— TASK STATEMENT —
The records below are to be copied exactly, with their pictures left out.
----- RECORDS SUPPLIED -----
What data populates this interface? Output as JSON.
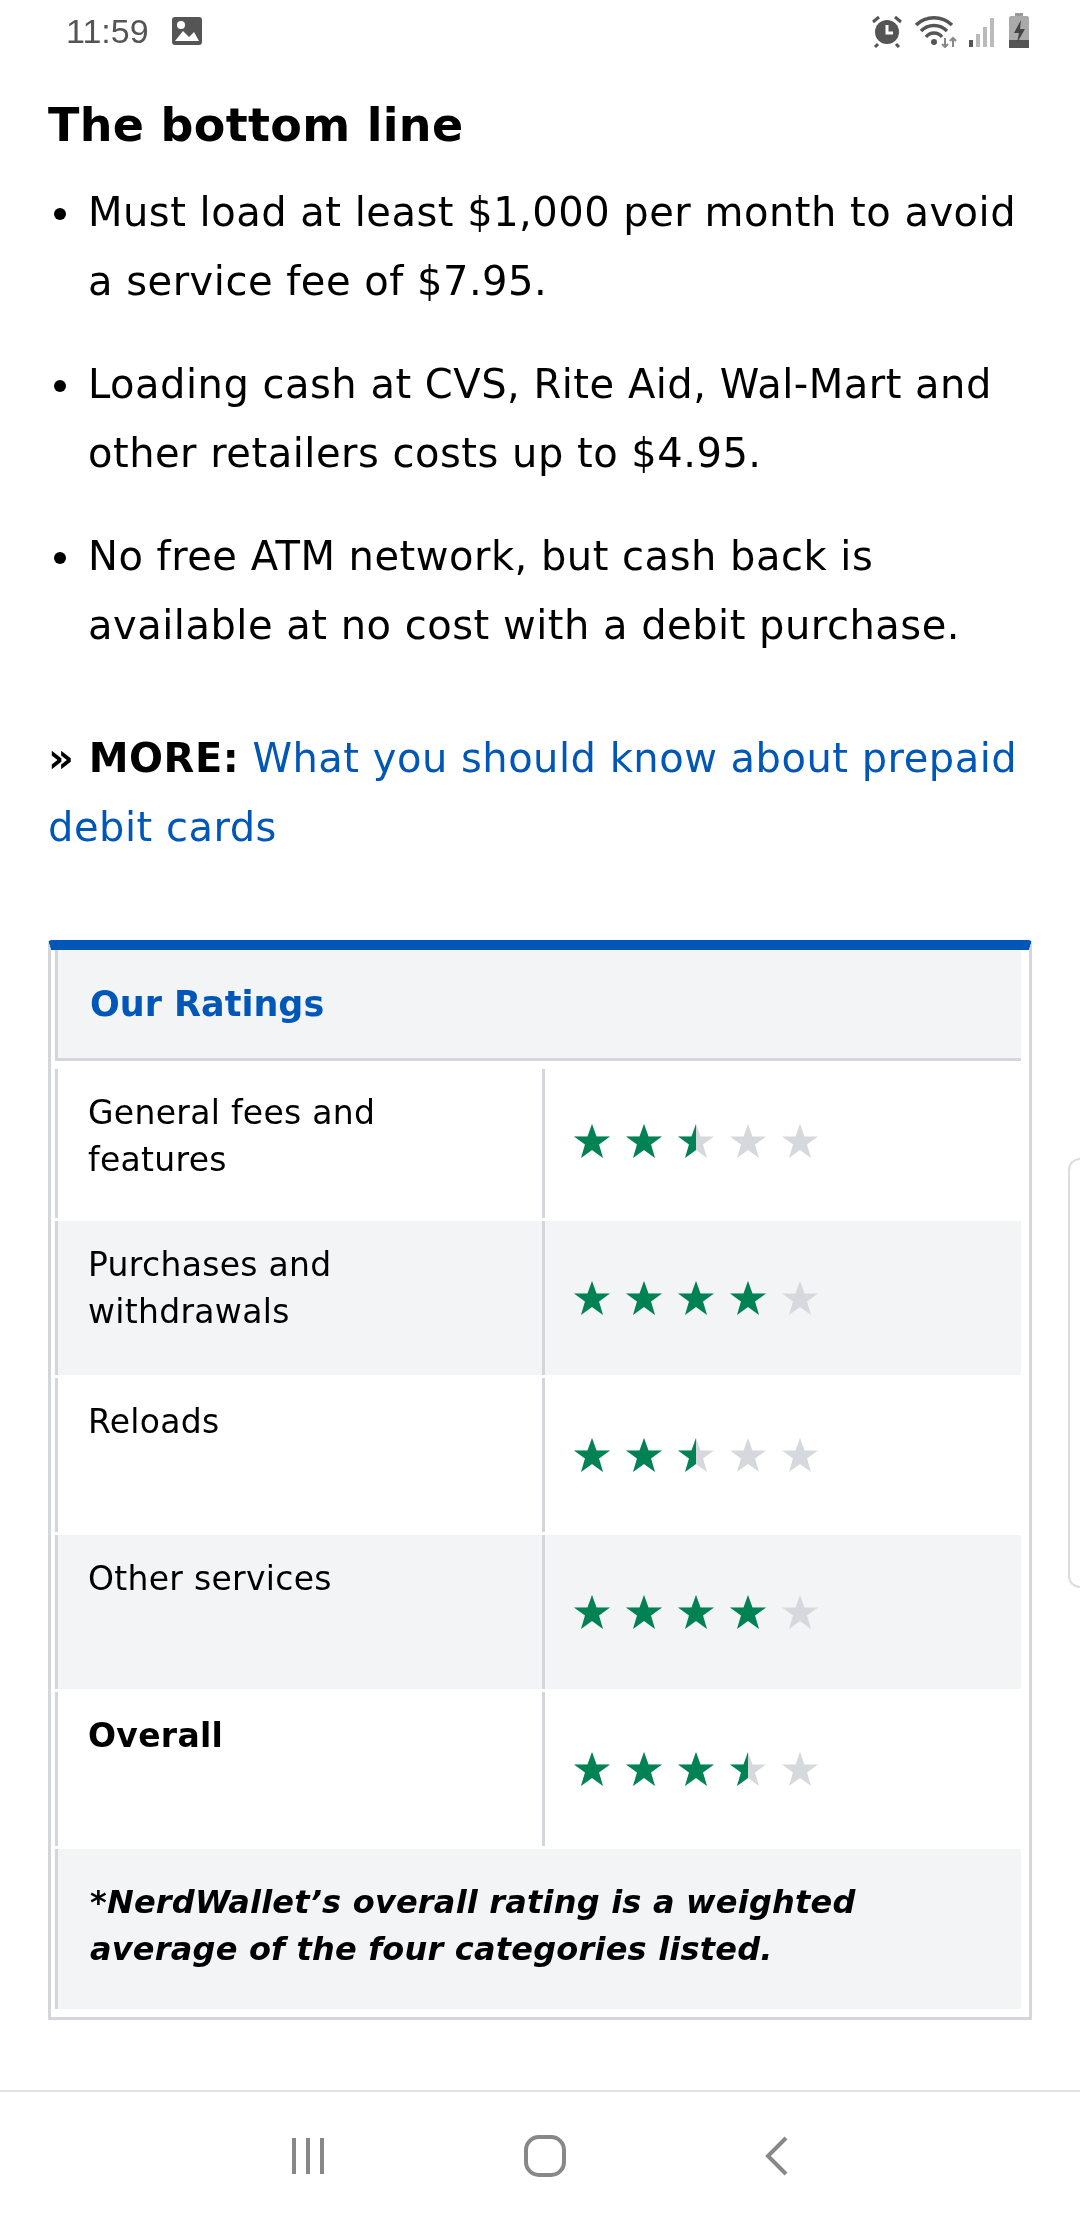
{
  "status_bar": {
    "time": "11:59"
  },
  "article": {
    "heading": "The bottom line",
    "bullets": [
      "Must load at least $1,000 per month to avoid a service fee of $7.95.",
      "Loading cash at CVS, Rite Aid, Wal-Mart and other retailers costs up to $4.95.",
      "No free ATM network, but cash back is available at no cost with a debit purchase."
    ],
    "more": {
      "label": "» MORE:",
      "link": "What you should know about prepaid debit cards"
    }
  },
  "ratings": {
    "title": "Our Ratings",
    "rows": [
      {
        "label": "General fees and features",
        "stars": 2.5,
        "kind": "normal"
      },
      {
        "label": "Purchases and withdrawals",
        "stars": 4,
        "kind": "normal"
      },
      {
        "label": "Reloads",
        "stars": 2.5,
        "kind": "normal"
      },
      {
        "label": "Other services",
        "stars": 4,
        "kind": "normal"
      },
      {
        "label": "Overall",
        "stars": 3.5,
        "kind": "total"
      }
    ],
    "footnote": "*NerdWallet’s overall rating is a weighted average of the four categories listed."
  }
}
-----
— SOLUTION —
What data populates this interface? Output as JSON.
{
  "status_bar": {
    "time": "11:59"
  },
  "article": {
    "heading": "The bottom line",
    "bullets": [
      "Must load at least $1,000 per month to avoid a service fee of $7.95.",
      "Loading cash at CVS, Rite Aid, Wal-Mart and other retailers costs up to $4.95.",
      "No free ATM network, but cash back is available at no cost with a debit purchase."
    ],
    "more": {
      "label": "» MORE:",
      "link": "What you should know about prepaid debit cards"
    }
  },
  "ratings": {
    "title": "Our Ratings",
    "rows": [
      {
        "label": "General fees and features",
        "stars": 2.5,
        "kind": "normal"
      },
      {
        "label": "Purchases and withdrawals",
        "stars": 4,
        "kind": "normal"
      },
      {
        "label": "Reloads",
        "stars": 2.5,
        "kind": "normal"
      },
      {
        "label": "Other services",
        "stars": 4,
        "kind": "normal"
      },
      {
        "label": "Overall",
        "stars": 3.5,
        "kind": "total"
      }
    ],
    "footnote": "*NerdWallet’s overall rating is a weighted average of the four categories listed."
  }
}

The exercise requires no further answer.